Answer: Thanks for your enquiry. The good news is that nearly all shin pain can be cleared with the correct treatment regime and in nearly all cases the person can return to running again pain-free. There are a few different causes of shin pain and they are all treated differently. Rebecca Nelson, our Director of Physiotherapy here at Apex Clinic Belfast wrote an article on tackling shin splints which you may find helpful to read and it can be accessed on the NI running website, under the Physio section.

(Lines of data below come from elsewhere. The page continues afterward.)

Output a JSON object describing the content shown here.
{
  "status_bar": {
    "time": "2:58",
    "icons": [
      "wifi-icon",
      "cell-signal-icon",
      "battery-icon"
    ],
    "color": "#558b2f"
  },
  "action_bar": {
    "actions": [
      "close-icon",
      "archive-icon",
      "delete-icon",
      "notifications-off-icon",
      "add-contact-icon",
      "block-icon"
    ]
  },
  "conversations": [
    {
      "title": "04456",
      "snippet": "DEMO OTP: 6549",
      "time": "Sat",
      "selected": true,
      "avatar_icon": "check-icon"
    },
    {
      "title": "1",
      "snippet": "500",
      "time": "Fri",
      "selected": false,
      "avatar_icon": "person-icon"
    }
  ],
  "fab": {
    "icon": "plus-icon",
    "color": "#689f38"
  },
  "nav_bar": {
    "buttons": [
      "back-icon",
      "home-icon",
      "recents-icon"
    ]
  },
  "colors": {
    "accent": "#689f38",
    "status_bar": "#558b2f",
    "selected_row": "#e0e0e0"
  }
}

From the information that you’ve given us, the shin pain that you’ve described is likely to be from either, poor or altered nerve movement (altered neural dynamics) of the nerve which runs down the shin or secondly, due to referred pain coming from the lower back region which occurs as a sharp pain in the shin. If your shin pain is worse going uphill, then it’s more likely to be referred pain from the lower back whereas if your pain is worse going downhill or during faster runs, then it’s more likely to be altered neural dynamics. The other common causes of shin pain are unlikely in your case, but a thorough examination by an experienced physio would definitely be needed to rule out- a stress fracture, inflammation of the tibialis posterior muscle on the inside border of the shin bone and compartment syndrome. An accurate diagnosis is essential in order for your pain to be cleared. With the correct treatment regime, you should certainly be able to return to painfree running (maybe with a few softer surfaces thrown into your training regime!) Feel free to give us a call if needed.
Question: During longer runs I have been developing a pain on the underside of my right foot, around the ball of my foot. Any advice would be appreciated.
Answer: From the information that you’ve given, your pain is likely to be due to overloading of the joints in the forefoot, namely the MTP joints (metatarsophalangeal joints) and once this overloading is addressed, the pain should clear. This will either result from- poor foot biomechanics alone, where insoles/ orthoses will be needed to improve this or from stiffness in one or more of the MTP joints from overuse of these joints. In either case an experienced physio would need to assess your foot biomechanics to see if you need over the counter orthoses or referral to a podiatrist for custom made orthoses. If there is stiffness of the MTP joints the physio would need to manually mobilise the affected joints to restore their full mobility. At this stage you need to reduce your run length and only run on softer surfaces (grass, bark, or treadmill). In both of the scenarios mentioned above, you should also stretch the plantar fascia (the soft tissues on the sole of your foot, these stretches can be found online) and the two calf muscles- gastroc and soleus, which can also be found online. Perform these stretches twice daily for 5 repetitions each time, holding each stretch for 20 seconds. Hope this helps.